Among the lines listed below, count those that include the string "JSON", and state only the count.

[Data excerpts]
# # #
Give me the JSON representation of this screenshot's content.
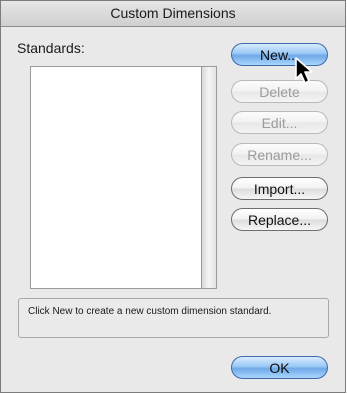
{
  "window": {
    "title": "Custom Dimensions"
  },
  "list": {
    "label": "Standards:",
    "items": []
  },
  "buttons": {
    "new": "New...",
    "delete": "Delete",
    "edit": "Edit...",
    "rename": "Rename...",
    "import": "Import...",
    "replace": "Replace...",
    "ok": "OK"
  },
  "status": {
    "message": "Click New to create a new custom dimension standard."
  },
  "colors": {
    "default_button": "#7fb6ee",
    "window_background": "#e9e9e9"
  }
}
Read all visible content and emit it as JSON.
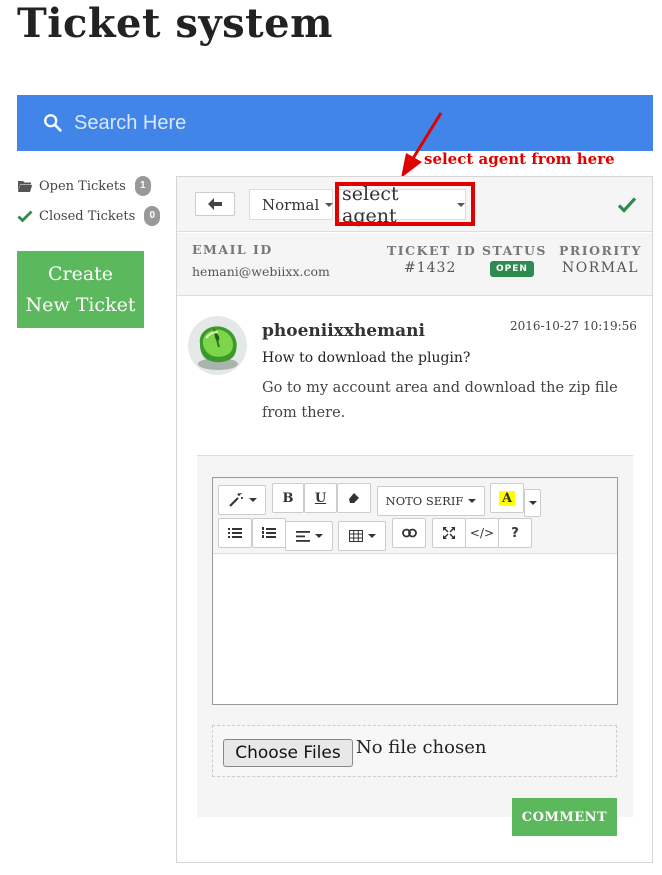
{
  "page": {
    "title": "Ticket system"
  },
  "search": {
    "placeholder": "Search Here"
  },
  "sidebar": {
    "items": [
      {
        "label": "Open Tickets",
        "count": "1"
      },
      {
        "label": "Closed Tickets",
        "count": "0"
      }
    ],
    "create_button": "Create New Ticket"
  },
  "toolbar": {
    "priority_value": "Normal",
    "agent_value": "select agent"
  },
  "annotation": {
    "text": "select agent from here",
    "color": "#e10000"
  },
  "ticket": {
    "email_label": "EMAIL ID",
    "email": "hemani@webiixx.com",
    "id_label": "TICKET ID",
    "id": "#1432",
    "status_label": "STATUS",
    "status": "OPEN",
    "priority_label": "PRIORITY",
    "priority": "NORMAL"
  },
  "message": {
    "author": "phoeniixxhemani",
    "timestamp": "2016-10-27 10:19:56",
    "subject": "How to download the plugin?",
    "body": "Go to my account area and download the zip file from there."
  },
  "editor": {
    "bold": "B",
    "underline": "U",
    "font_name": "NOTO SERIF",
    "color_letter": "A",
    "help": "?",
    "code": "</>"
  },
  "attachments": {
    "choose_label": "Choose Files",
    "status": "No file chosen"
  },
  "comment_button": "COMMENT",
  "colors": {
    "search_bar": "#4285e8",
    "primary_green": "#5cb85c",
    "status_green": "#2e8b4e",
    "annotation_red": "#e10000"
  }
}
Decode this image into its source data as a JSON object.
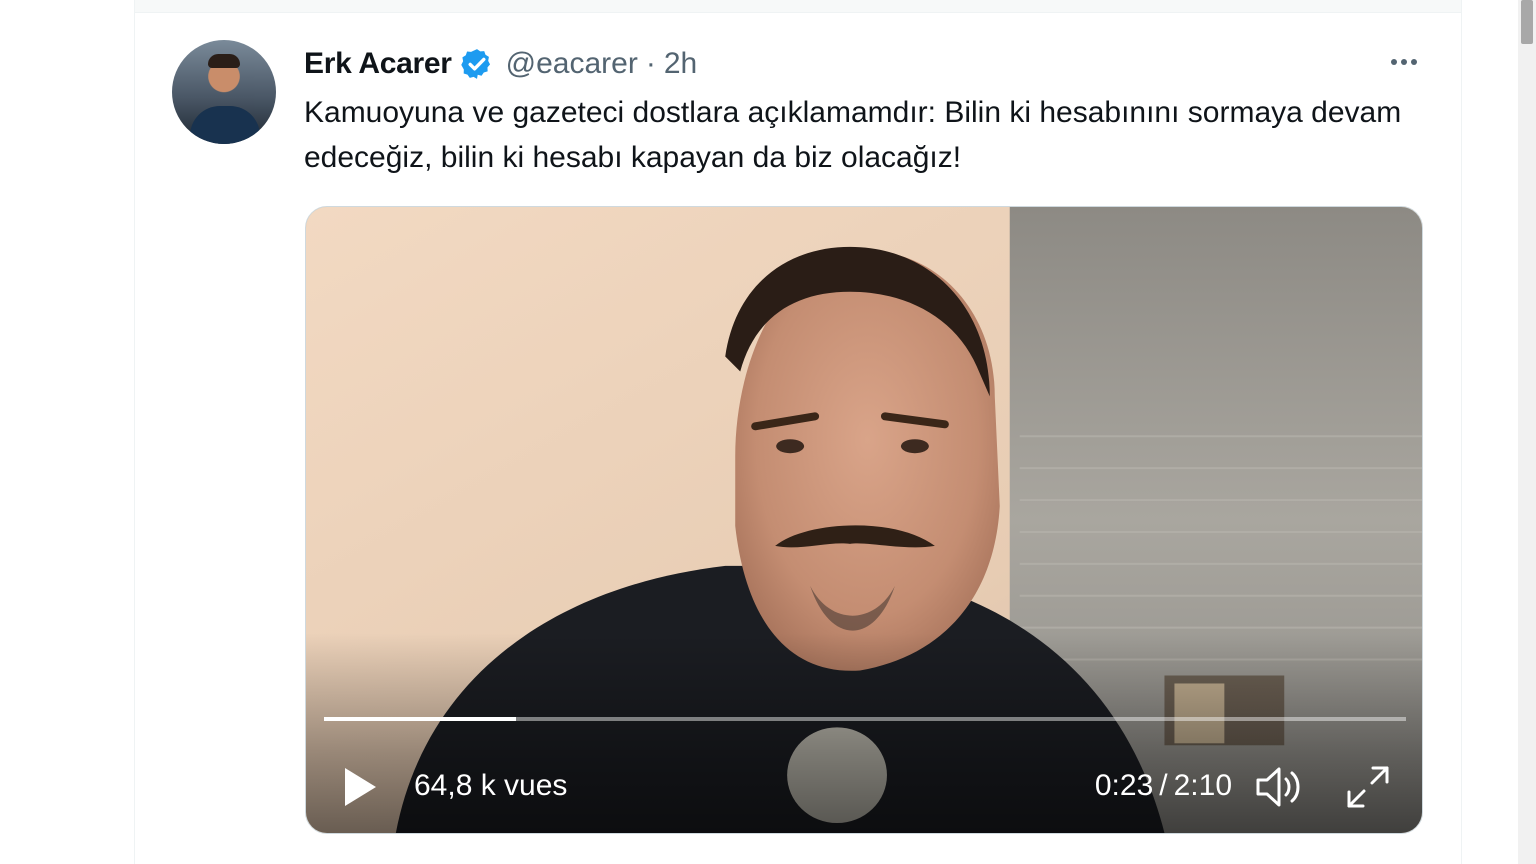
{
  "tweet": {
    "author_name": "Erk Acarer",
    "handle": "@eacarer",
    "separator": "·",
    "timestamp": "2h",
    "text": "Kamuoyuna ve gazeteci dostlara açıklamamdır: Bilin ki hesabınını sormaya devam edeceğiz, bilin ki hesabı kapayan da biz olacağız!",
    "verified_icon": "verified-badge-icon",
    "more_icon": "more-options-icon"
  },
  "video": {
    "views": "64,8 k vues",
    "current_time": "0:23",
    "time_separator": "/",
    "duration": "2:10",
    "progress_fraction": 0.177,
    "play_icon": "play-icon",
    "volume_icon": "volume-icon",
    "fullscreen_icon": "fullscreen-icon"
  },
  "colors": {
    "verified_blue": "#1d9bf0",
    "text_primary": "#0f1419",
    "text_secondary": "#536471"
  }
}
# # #
# Written answer
3